For years hospitals have been the big man on the health care campus, elbowing health insurers out of the way thanks to a cascade of mergers and acquisitions. Now, they’re downsizing and laying workers off, according to STAT.
Some of that has to do with bad decisions. Catholic Health Initiatives, one of the country’s largest not-for profit hospital systems, is laying off about 900 workers It lost a lot of money on its in-house insurance business. MD Anderson, whose CEO Ronald DePinho stepped down earlier this year, has been hit by the cost of launching a new electronic health records system.
Hospitals that have been expanding and consolidating also apparently did not recon with a looming demographic and systemic problem.

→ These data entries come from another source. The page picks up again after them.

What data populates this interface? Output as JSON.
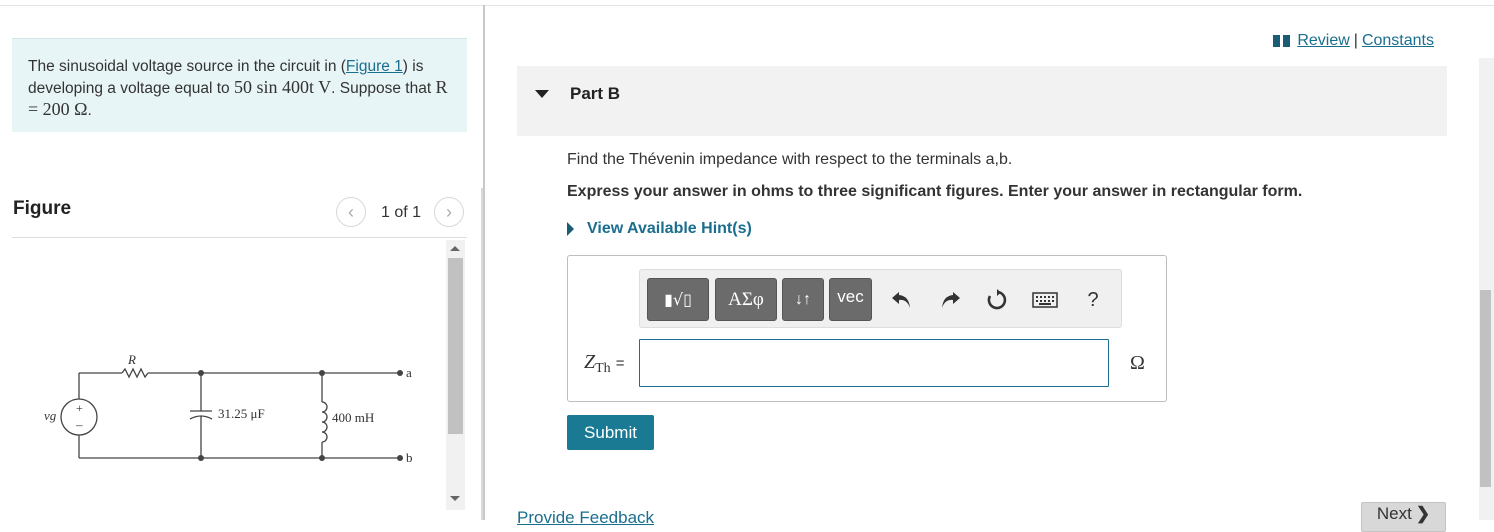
{
  "problem": {
    "text_before_link": "The sinusoidal voltage source in the circuit in (",
    "figure_link": "Figure 1",
    "text_after_link": ") is developing a voltage equal to ",
    "voltage_expr": "50 sin 400t V",
    "text_suppose": ". Suppose that ",
    "r_expr": "R = 200 Ω",
    "text_end": "."
  },
  "figure": {
    "title": "Figure",
    "pager": "1 of 1",
    "prev_icon": "chevron-left-icon",
    "next_icon": "chevron-right-icon",
    "circuit": {
      "source_label": "vg",
      "resistor_label": "R",
      "capacitor_label": "31.25 μF",
      "inductor_label": "400 mH",
      "terminal_a": "a",
      "terminal_b": "b"
    }
  },
  "header_links": {
    "review": "Review",
    "separator": "|",
    "constants": "Constants"
  },
  "part": {
    "title": "Part B",
    "question": "Find the Thévenin impedance with respect to the terminals a,b.",
    "instruction": "Express your answer in ohms to three significant figures. Enter your answer in rectangular form.",
    "hint_label": "View Available Hint(s)"
  },
  "toolbar": {
    "templates": "▮√▯",
    "greek": "ΑΣφ",
    "arrows": "↓↑",
    "vec": "vec",
    "undo_icon": "undo-icon",
    "redo_icon": "redo-icon",
    "reset_icon": "reset-icon",
    "keyboard_icon": "keyboard-icon",
    "help": "?"
  },
  "answer": {
    "variable": "Z",
    "subscript": "Th",
    "equals": "=",
    "value": "",
    "unit": "Ω"
  },
  "buttons": {
    "submit": "Submit",
    "feedback": "Provide Feedback",
    "next": "Next"
  }
}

About 10,000 people per day graduate into baby boomerism and many of them will switch from employer-sponsored health care to Medicare, which usually doesn’t pay hospitals as well as private insurers. Hospitals, for the most part, have had the upper hand in dealing with commercial plans. The government’s a different animal.
Late last year, Mayo Clinic’s chief executive told employees that Mayo “would try to relieve the financial squeeze by giving preference to privately insured patients over those with Medicare and Medicaid. That policy would only apply to patients seeking care for similar conditions at the same time, but it drew sharp criticism. Nonetheless, Mayo chief executive John Noseworthy said the reimbursement problems facing hospitals must be openly discussed.”
Noseworthy said in a statement: “Changing demographics, aging of Americans, and budgetary pressures at state and federal governments pose challenges to the fiscal sustainability in health care today. While these discussions are uncomfortable, they are critical for us to be able to meet the needs of all of our patients.”